*** Opening of The data ***

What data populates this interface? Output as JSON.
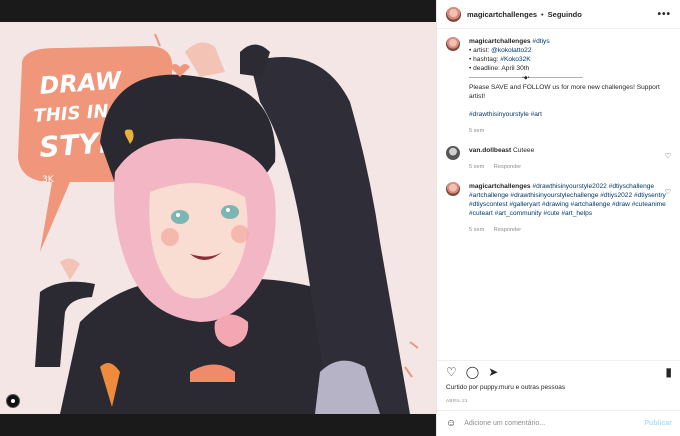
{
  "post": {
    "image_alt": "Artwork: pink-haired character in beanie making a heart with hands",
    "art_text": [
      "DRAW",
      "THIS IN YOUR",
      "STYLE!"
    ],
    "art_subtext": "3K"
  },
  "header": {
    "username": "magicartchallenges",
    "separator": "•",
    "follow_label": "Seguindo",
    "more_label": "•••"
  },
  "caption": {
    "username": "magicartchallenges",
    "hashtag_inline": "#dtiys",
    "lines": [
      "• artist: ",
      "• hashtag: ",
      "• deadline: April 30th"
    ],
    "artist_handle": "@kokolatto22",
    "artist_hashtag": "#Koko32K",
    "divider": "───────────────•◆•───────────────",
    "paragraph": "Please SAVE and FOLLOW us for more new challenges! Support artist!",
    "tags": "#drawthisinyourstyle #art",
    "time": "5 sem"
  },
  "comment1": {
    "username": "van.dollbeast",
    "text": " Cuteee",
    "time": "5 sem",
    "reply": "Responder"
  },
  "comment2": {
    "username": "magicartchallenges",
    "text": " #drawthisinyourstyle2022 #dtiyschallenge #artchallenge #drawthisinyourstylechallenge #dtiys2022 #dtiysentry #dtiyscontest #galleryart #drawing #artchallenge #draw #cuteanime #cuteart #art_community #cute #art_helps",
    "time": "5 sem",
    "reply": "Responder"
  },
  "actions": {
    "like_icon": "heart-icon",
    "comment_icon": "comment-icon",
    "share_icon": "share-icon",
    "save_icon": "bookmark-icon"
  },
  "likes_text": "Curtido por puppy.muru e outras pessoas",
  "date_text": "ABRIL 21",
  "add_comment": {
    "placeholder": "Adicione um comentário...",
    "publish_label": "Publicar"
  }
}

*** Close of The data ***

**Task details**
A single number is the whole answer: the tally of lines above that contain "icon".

**Reply to the task**
4